## [Supplied material]
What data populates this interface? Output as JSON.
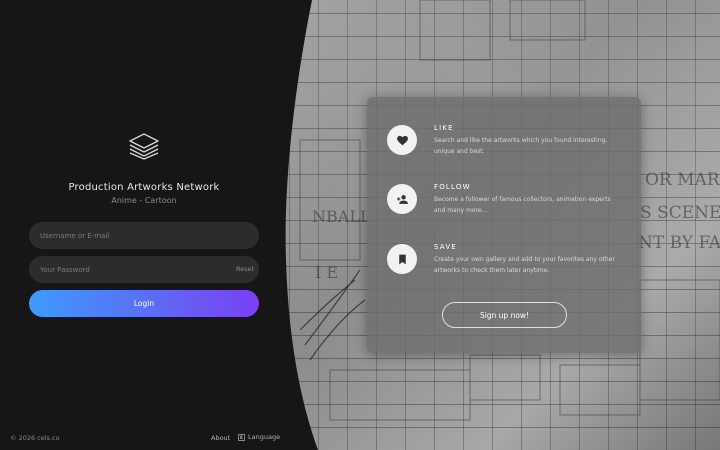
{
  "brand": {
    "title": "Production Artworks Network",
    "subtitle": "Anime - Cartoon",
    "icon": "layers-icon"
  },
  "login": {
    "username_placeholder": "Username or E-mail",
    "password_placeholder": "Your Password",
    "reset_label": "Reset",
    "login_label": "Login",
    "gradient_start": "#3e9bfb",
    "gradient_end": "#7b3ff5"
  },
  "footer": {
    "copyright": "© 2026 cels.co",
    "about": "About",
    "language": "Language"
  },
  "features": [
    {
      "icon": "heart-icon",
      "title": "LIKE",
      "description": "Search and like the artworks which you found interesting, unique and best."
    },
    {
      "icon": "add-user-icon",
      "title": "FOLLOW",
      "description": "Become a follower of famous collectors, animation experts and many more..."
    },
    {
      "icon": "bookmark-icon",
      "title": "SAVE",
      "description": "Create your own gallery and add to your favorites any other artworks to check them later anytime."
    }
  ],
  "signup_label": "Sign up now!"
}
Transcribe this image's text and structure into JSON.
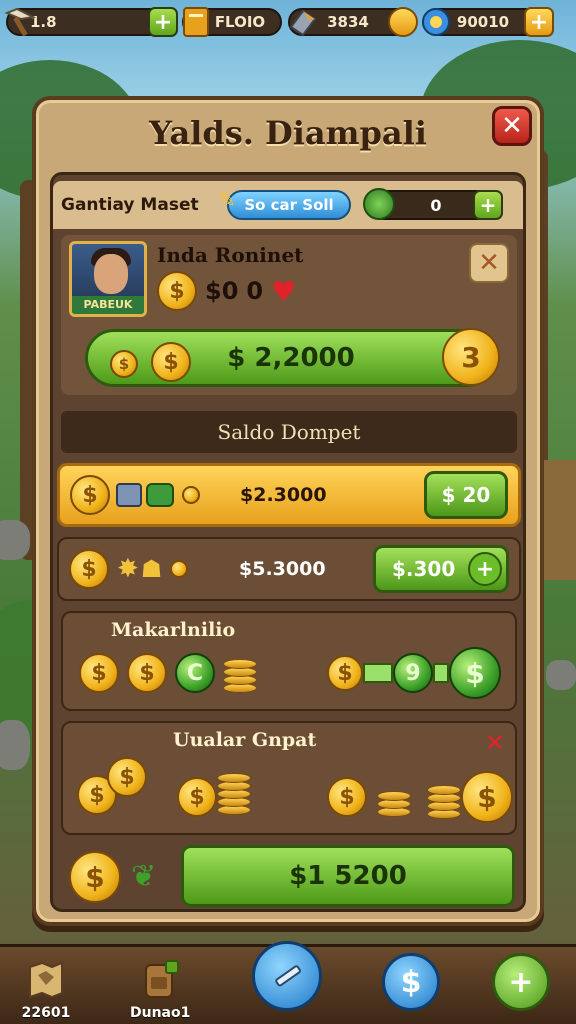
{
  "topbar": {
    "resources": [
      {
        "icon": "pickaxe-icon",
        "value": "1.8",
        "plus_style": "green"
      },
      {
        "icon": "book-icon",
        "value": "FLOIO",
        "plus_style": "none"
      },
      {
        "icon": "gem-block-icon",
        "value": "3834",
        "plus_style": "yellow"
      },
      {
        "icon": "shield-coin-icon",
        "value": "90010",
        "plus_style": "yellow"
      }
    ],
    "plus_glyph": "+"
  },
  "panel": {
    "title": "Yalds. Diampali",
    "close_glyph": "✕"
  },
  "header_row": {
    "label": "Gantiay Maset",
    "blue_button": "So car Soll",
    "counter_value": "0",
    "plus_glyph": "+"
  },
  "player": {
    "name": "Inda Roninet",
    "badge": "PABEUK",
    "money": "$0",
    "count": "0",
    "heart": "♥",
    "close_glyph": "✕",
    "button_amount": "$ 2,2000",
    "coin_glyph": "$",
    "coin_right_glyph": "3"
  },
  "section_title": "Saldo Dompet",
  "rows": [
    {
      "amount": "$2.3000",
      "button": "$ 20",
      "style": "gold"
    },
    {
      "amount": "$5.3000",
      "button": "$.300",
      "style": "brown",
      "plus": "+"
    }
  ],
  "card1": {
    "title": "Makarlnilio",
    "green_coin_glyph": "C",
    "green_coin_glyph2": "9"
  },
  "card2": {
    "title": "Uualar Gnpat",
    "close_glyph": "✕"
  },
  "bottom": {
    "button_amount": "$1 5200"
  },
  "nav": {
    "items": [
      {
        "label": "22601",
        "icon": "map-icon"
      },
      {
        "label": "Dunao1",
        "icon": "backpack-icon"
      },
      {
        "label": "",
        "icon": "pencil-icon"
      },
      {
        "label": "",
        "icon": "dollar-icon"
      },
      {
        "label": "",
        "icon": "plus-icon"
      }
    ],
    "dollar_glyph": "$",
    "plus_glyph": "+"
  },
  "colors": {
    "accent_green": "#5fa61e",
    "accent_gold": "#e8a11d",
    "panel": "#c8a877",
    "close_red": "#b8231a"
  }
}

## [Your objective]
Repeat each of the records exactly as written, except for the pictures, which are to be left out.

## [Your solution]
What data populates this interface? Output as JSON.
{
  "brand": {
    "title": "Production Artworks Network",
    "subtitle": "Anime - Cartoon",
    "icon": "layers-icon"
  },
  "login": {
    "username_placeholder": "Username or E-mail",
    "password_placeholder": "Your Password",
    "reset_label": "Reset",
    "login_label": "Login",
    "gradient_start": "#3e9bfb",
    "gradient_end": "#7b3ff5"
  },
  "footer": {
    "copyright": "© 2026 cels.co",
    "about": "About",
    "language": "Language"
  },
  "features": [
    {
      "icon": "heart-icon",
      "title": "LIKE",
      "description": "Search and like the artworks which you found interesting, unique and best."
    },
    {
      "icon": "add-user-icon",
      "title": "FOLLOW",
      "description": "Become a follower of famous collectors, animation experts and many more..."
    },
    {
      "icon": "bookmark-icon",
      "title": "SAVE",
      "description": "Create your own gallery and add to your favorites any other artworks to check them later anytime."
    }
  ],
  "signup_label": "Sign up now!"
}
Transcribe this image's text and structure into JSON.
{
  "topbar": {
    "resources": [
      {
        "icon": "pickaxe-icon",
        "value": "1.8",
        "plus_style": "green"
      },
      {
        "icon": "book-icon",
        "value": "FLOIO",
        "plus_style": "none"
      },
      {
        "icon": "gem-block-icon",
        "value": "3834",
        "plus_style": "yellow"
      },
      {
        "icon": "shield-coin-icon",
        "value": "90010",
        "plus_style": "yellow"
      }
    ],
    "plus_glyph": "+"
  },
  "panel": {
    "title": "Yalds. Diampali",
    "close_glyph": "✕"
  },
  "header_row": {
    "label": "Gantiay Maset",
    "blue_button": "So car Soll",
    "counter_value": "0",
    "plus_glyph": "+"
  },
  "player": {
    "name": "Inda Roninet",
    "badge": "PABEUK",
    "money": "$0",
    "count": "0",
    "heart": "♥",
    "close_glyph": "✕",
    "button_amount": "$ 2,2000",
    "coin_glyph": "$",
    "coin_right_glyph": "3"
  },
  "section_title": "Saldo Dompet",
  "rows": [
    {
      "amount": "$2.3000",
      "button": "$ 20",
      "style": "gold"
    },
    {
      "amount": "$5.3000",
      "button": "$.300",
      "style": "brown",
      "plus": "+"
    }
  ],
  "card1": {
    "title": "Makarlnilio",
    "green_coin_glyph": "C",
    "green_coin_glyph2": "9"
  },
  "card2": {
    "title": "Uualar Gnpat",
    "close_glyph": "✕"
  },
  "bottom": {
    "button_amount": "$1 5200"
  },
  "nav": {
    "items": [
      {
        "label": "22601",
        "icon": "map-icon"
      },
      {
        "label": "Dunao1",
        "icon": "backpack-icon"
      },
      {
        "label": "",
        "icon": "pencil-icon"
      },
      {
        "label": "",
        "icon": "dollar-icon"
      },
      {
        "label": "",
        "icon": "plus-icon"
      }
    ],
    "dollar_glyph": "$",
    "plus_glyph": "+"
  },
  "colors": {
    "accent_green": "#5fa61e",
    "accent_gold": "#e8a11d",
    "panel": "#c8a877",
    "close_red": "#b8231a"
  }
}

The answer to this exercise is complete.